Zoffany was born Johannes Zauffaly in Frankfurt-am-Main, Germany, on 13 March 1733, the son of Anton Franz Zauffaly. Showing an early talent for drawing, he was apprenticed to a Regensburg painter, Martin Speer, who had been a pupil of Francesco Solimena. After only three years of his apprenticeship had elapsed, he traveled in 1750 to Rome, where he studied under Agostino Masucci and was influenced by Mengs. His earliest dated work is an altarpiece at Regensburg of 1753; his decorative work for the palaces of Trier and Ehrenbreitstein, done between 1757 and 1760, does not survive. In the late 1750s Zoffany married Antonie Eiselein, daughter of a court councillor at Würzburg, who became homesick and left him sometime after 1760, when he moved from Trier to London in search of fame and fortune. After a short period of painting clock faces for Stephen Rimbault and draperies for Benjamin Wilson, he was patronized by David Garrick, for whom he did his first conversation pieces and scenes from theatrical performances. The latter were exhibited at the Society of Artists from 1762 on and were much acclaimed. Garrick effectively made Zoffany's reputation. Within a year or two the artist was working for Lord Bute, who was probably responsible for his introduction to George III and Queen Charlotte, of whom he became a favorite. In 1769 he resigned as a director of the Incorporated Society of Artists and was nominated a member of the Royal Academy. He was naturalized in 1772. In 1771 Zoffany joined Joseph Banks' team of artists to accompany Captain Cook on his second expedition to the South Seas, but the scheme fell through. Instead in 1772 he decided to return to Italy and was commissioned by Queen Charlotte to paint the Tribuna of the Uffizi; he took with him Mary Thomas, a beautiful girl of humble origin who became the second Mrs. Zoffany and with whom he had five children. He did not leave Florence, where he found favor with the grand duke, son of the Empress Maria Theresa, until 1778. He then spent a year in Parma and returned to England, honored as a Baron of the Holy Roman Empire and member of the academies of Florence, Bologna, Cortona, and Parma, late in 1779. However, Zoffany found it difficult to regain his London practice; in 1783 he sailed for India and made his fortune in Calcutta, returning to England in 1789. He seems to have given up painting after about 1800, and died at his riverside home near Kew, at Strand-on-the-Green, Chiswick, on 11 November 1810. [Hayes, John. British Paintings of the Sixteenth through Nineteenth Centuries. The Collections of the National Gallery of Art Systematic Catalogue. Washington, D.C., 1992: 355-356.]
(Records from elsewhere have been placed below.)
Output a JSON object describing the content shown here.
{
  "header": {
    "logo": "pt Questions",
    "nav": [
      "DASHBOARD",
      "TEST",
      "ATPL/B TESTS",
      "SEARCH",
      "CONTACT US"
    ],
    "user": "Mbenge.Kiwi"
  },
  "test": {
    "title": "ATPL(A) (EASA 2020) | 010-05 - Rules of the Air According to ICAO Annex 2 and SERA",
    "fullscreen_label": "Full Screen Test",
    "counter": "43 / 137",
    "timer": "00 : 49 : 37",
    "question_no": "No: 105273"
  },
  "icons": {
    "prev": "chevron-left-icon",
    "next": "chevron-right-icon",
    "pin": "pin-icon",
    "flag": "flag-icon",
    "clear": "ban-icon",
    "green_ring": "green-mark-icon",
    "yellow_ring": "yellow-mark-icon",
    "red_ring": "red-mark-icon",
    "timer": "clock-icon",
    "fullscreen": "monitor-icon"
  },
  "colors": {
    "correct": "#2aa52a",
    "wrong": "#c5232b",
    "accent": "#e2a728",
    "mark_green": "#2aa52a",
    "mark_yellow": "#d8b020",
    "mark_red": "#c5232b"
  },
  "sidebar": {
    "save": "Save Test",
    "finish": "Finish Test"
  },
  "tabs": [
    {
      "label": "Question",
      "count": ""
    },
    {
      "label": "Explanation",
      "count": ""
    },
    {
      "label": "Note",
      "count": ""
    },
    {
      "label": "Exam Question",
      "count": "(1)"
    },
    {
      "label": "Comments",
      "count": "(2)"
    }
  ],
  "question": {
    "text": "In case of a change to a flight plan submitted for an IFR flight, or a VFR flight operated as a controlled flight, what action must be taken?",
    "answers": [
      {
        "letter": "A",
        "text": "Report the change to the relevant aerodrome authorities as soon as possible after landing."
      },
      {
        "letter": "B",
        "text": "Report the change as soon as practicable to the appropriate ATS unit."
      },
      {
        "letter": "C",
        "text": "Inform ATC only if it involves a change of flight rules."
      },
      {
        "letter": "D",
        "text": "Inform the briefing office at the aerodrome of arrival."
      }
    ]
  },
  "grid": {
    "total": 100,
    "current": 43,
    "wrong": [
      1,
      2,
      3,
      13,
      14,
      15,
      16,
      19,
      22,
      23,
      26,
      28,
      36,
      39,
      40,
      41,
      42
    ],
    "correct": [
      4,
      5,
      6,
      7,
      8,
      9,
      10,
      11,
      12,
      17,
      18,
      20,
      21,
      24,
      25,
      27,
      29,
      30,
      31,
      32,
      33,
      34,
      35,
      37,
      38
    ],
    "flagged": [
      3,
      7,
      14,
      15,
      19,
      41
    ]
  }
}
Millar, Sir Oliver.
Zoffany and His Tribuna. London, 1966.
Millar, Sir Oliver.
The Later Georgian Pictures in the Collection of Her Majesty the Queen. 2 vols. London, 1969: 1:148-157.
Johan Zoffany 1733-1810. Exh. cat. National Portrait Gallery, London, 1976.
British Paintings of the Sixteenth through Nineteenth Centuries. The Collections of the National Gallery of Art Systematic Catalogue. Washington, D.C., 1992: 355-356.